*Activity*
For the records below, say how many lines contain the string "content". Give no other text.
§ §
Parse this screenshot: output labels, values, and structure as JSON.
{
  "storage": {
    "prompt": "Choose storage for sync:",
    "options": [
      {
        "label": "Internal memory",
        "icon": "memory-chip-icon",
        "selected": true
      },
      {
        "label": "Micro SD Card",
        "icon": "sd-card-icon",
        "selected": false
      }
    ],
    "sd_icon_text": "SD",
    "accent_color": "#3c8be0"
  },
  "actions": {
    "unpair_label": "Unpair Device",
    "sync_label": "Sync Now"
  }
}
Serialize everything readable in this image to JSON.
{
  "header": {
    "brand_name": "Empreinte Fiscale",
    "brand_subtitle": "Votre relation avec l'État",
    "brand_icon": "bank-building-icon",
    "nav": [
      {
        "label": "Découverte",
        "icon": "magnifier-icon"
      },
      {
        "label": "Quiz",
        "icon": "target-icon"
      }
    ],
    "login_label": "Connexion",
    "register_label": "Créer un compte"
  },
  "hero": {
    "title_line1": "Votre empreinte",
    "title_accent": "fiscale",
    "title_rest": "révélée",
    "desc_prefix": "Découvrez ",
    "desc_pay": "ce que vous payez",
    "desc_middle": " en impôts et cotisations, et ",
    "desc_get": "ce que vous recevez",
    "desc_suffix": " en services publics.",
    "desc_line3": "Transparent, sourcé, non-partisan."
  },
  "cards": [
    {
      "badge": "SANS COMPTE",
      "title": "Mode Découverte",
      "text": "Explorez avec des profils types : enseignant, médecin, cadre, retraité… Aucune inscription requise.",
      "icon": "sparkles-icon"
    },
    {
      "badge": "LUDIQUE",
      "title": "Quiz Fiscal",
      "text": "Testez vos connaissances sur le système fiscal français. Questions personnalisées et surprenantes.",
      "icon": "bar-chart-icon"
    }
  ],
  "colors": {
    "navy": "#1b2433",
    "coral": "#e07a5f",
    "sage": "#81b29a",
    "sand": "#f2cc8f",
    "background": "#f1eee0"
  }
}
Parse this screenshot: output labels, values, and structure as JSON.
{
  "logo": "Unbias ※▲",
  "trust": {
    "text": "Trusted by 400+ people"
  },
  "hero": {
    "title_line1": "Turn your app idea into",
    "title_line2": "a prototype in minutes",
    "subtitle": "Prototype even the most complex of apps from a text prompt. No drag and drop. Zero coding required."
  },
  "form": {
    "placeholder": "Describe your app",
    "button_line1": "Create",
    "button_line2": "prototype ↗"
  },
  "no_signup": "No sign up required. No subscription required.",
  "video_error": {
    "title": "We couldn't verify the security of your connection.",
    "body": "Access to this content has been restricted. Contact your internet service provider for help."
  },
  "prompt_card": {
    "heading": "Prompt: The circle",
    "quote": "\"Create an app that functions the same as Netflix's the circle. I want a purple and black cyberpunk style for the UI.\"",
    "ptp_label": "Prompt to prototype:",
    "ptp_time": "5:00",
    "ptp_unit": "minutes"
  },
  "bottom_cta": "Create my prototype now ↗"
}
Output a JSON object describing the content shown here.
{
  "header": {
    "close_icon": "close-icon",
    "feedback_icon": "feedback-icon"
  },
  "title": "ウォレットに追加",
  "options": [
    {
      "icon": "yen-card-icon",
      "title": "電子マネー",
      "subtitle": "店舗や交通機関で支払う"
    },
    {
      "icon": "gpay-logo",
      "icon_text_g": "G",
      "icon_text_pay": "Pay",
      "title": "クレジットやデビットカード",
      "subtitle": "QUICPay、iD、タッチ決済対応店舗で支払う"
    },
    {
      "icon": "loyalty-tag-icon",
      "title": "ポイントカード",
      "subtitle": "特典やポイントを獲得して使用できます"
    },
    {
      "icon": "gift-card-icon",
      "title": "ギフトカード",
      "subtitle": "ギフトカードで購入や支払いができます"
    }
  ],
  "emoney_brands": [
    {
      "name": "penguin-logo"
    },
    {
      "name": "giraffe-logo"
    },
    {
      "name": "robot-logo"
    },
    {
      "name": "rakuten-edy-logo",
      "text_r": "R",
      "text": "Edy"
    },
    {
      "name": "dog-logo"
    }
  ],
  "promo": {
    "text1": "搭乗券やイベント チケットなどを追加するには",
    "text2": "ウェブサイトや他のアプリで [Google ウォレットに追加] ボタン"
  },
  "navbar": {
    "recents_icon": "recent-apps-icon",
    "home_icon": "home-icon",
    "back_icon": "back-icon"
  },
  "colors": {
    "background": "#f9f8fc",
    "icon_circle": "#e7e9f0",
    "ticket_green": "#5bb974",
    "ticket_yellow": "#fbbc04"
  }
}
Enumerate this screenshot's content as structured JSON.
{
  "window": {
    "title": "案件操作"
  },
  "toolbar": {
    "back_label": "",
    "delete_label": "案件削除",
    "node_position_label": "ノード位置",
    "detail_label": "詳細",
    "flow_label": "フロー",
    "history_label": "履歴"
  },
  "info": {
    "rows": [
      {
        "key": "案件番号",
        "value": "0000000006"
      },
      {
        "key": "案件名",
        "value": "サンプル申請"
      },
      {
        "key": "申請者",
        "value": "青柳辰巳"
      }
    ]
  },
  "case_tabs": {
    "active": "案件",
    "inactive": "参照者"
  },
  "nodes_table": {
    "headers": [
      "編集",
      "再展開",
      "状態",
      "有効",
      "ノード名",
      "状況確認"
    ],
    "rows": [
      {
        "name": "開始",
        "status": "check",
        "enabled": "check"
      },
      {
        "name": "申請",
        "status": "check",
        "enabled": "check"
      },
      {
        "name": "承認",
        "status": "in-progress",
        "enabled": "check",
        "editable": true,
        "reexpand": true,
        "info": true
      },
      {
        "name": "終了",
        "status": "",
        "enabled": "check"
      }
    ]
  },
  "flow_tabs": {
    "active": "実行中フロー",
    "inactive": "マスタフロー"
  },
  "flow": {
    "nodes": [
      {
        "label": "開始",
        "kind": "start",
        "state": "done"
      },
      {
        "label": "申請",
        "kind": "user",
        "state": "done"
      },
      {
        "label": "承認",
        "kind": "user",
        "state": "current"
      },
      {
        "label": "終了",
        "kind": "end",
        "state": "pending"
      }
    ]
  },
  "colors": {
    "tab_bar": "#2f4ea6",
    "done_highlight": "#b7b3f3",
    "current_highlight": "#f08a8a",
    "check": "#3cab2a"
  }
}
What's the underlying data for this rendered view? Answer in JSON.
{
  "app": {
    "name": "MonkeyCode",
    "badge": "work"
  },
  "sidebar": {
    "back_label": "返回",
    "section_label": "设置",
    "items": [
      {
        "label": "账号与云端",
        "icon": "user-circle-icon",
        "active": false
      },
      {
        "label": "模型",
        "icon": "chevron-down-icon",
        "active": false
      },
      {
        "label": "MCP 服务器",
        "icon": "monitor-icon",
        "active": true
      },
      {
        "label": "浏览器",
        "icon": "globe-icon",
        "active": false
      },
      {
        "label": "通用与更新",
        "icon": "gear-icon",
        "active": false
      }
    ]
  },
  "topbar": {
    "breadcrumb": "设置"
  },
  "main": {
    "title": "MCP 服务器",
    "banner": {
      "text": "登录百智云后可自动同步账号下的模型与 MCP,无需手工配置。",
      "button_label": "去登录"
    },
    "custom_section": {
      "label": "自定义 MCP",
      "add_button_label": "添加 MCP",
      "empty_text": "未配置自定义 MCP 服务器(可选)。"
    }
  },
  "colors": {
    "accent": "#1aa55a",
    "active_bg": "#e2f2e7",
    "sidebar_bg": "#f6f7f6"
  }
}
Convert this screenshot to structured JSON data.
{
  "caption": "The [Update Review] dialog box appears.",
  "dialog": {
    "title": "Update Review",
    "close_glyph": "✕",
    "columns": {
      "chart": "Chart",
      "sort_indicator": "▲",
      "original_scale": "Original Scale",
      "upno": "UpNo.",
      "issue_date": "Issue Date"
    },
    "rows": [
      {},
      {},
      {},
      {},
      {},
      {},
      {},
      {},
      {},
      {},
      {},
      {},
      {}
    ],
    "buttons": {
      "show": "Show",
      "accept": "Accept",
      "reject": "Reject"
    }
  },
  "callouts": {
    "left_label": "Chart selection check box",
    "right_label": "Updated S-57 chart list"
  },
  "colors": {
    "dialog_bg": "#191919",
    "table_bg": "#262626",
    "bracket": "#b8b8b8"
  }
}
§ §
*Exercise result*
3